Mueller Discovers Shady $150,000 Transaction & Makes Immediate Power Move


Although President Donald Trump has denounced the whole scandal as a “witch hunt,” Special Counsel Robert Mueller’s Russia investigation is continuing. Areas of interest for investigators extend beyond the Trump team itself into Russia’s initial election meddling, which massive suspicious completed and attempted financial transactions involving the Russian Embassy in the United States may be involved in.

Buzzfeed News has shared some details about the payments in the past. Now, though, they have more pieces of the puzzle, helping explain just why the transactions were so concerning to both bank officials and, ultimately, federal authorities.

Among the issues is a $120,000 check that then-Russian Ambassador to the United States Sergei Kislyak deposited into an account he maintained with Citibank in late 2016, ten days after Election Day. After his deposit, he wired the money to an account of his in Russia in two separate $60,000 increments.

The check, BuzzFeed shares, was more than twice as large as any deposit he’d made for at least the two preceding years. Although the money was marked as his salary, in 2014, he’d only been paid some $53,538, and in 2015, he’d been paid an even $50,000.

What’s with the increase? What was that money compensating him for? He’d met with an array of Trump affiliated individuals in the months around the 2016 U.S. elections including Jeff Sessions, who’s currently the U.S. Attorney General, and Trump son-in-law Jared Kushner, who serves as a presidential adviser. Kushner had explored the possibility of a secret line of communication between the Trump team and Russia, while Sessions discussed campaign related matters during his interactions. At least, that’s what communications between Kislyak and his superiors in Moscow intercepted by U.S. intelligence reveal.

He was also in communication with Donald Trump’s first national security adviser, Michael Flynn. During those post-election communications, Flynn sought to reassure the Russians that Trump was on their side so they didn’t need to be concerned about sanctions then-President Barack Obama had imposed.

Bank officials pressed Kislyak and the Russian Embassy for the exact nature of the $120,000 payment back in 2016, but neither interest rushed to respond.

BuzzFeed adds:

‘While a manager at the embassy’s branch said the payment was for Kislyak’s 2016 salary, Citibank’s expert examiners were unable to confirm that the money was indeed his salary.’

Besides the suspicious check to Kislyak, bank officials and Mueller’s investigators have also been concerned about a request the Russian Embassy made for a $150,000 withdrawal five days after Donald Trump was inaugurated as president in January 2017.

The amount, which the embassy sought from its account used for day-to-day expenses, was five times the amount they’d previously customarily withdrawn each month. Citibank’s manager asked Russian officials for information including the names of the individuals who would be the beneficiaries of the cash, but they never responded until withdrawing their request in February 2017.

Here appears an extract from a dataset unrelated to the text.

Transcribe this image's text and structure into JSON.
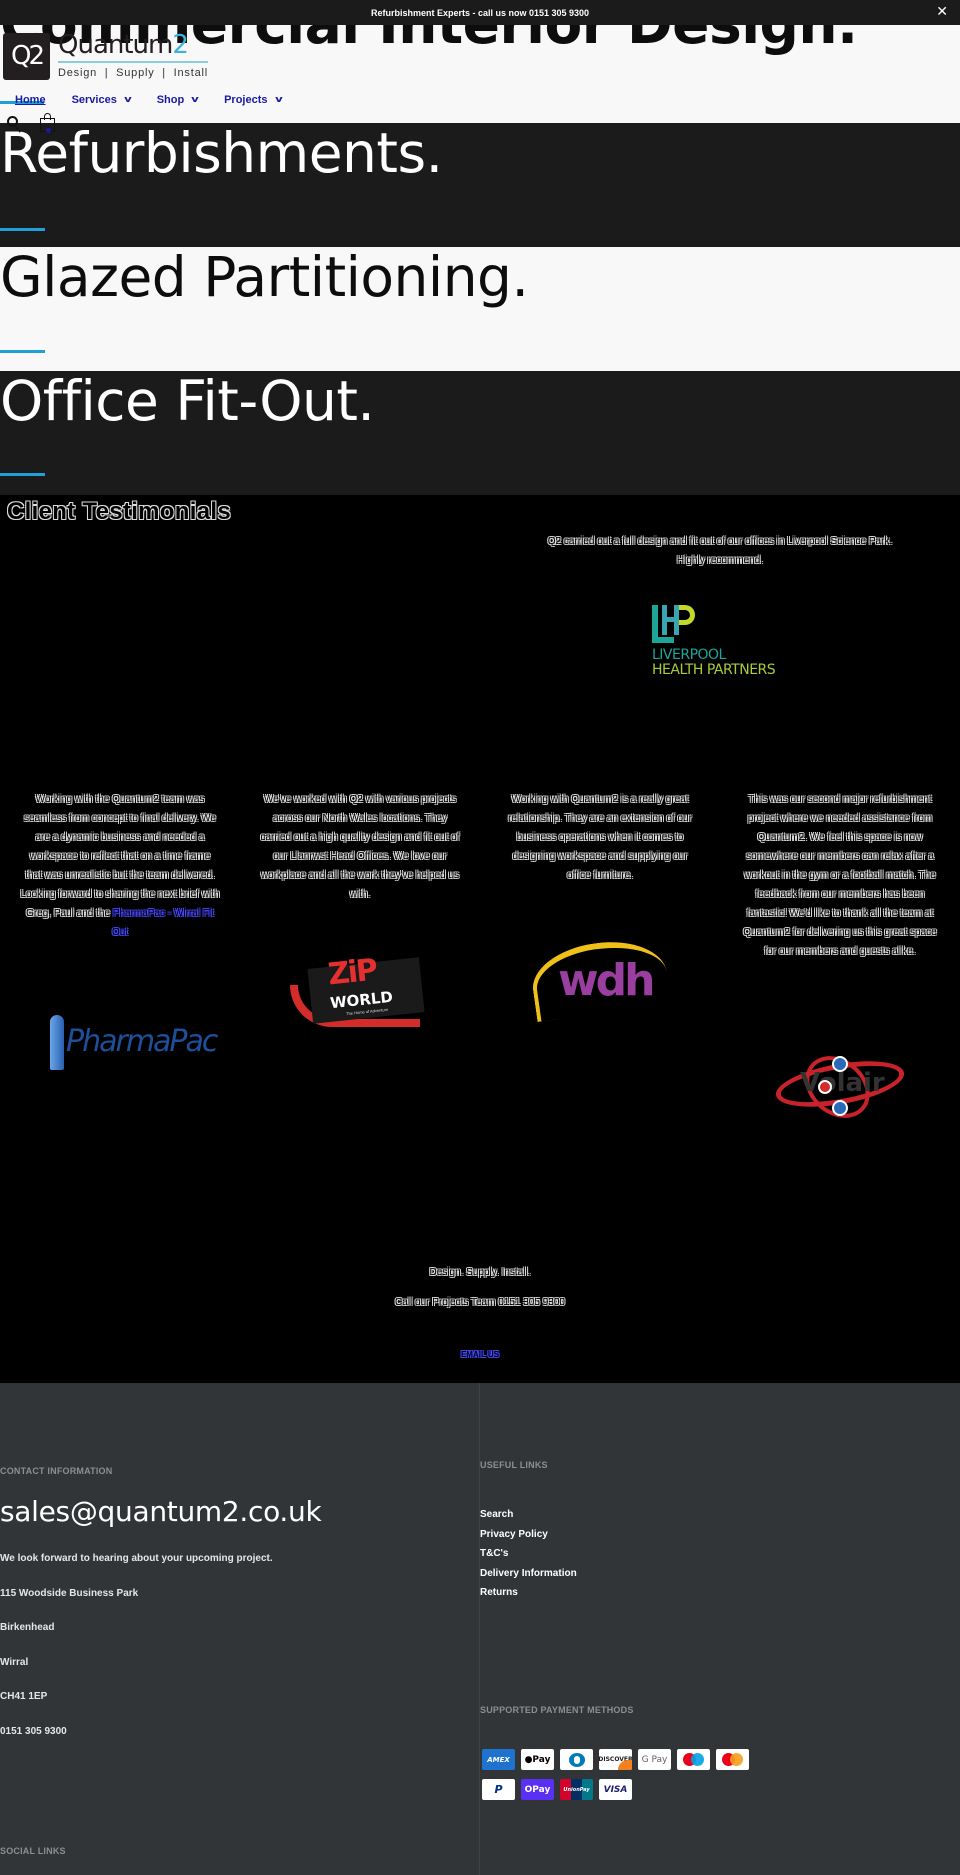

There are other suspicious transactions besides those that have come under scrutiny too. For instance, there was a $29,000 transfer to the Embassy’s U.S. account marked as meant to “finance election campaign of 2016.” In addition, $2.4 million went out to a small home improvement company owned by a Russian immigrant living in Virginia.

The details all combine to paint the compelling picture that the Russia investigation is not a witch hunt.

Featured Image via YouTube screenshot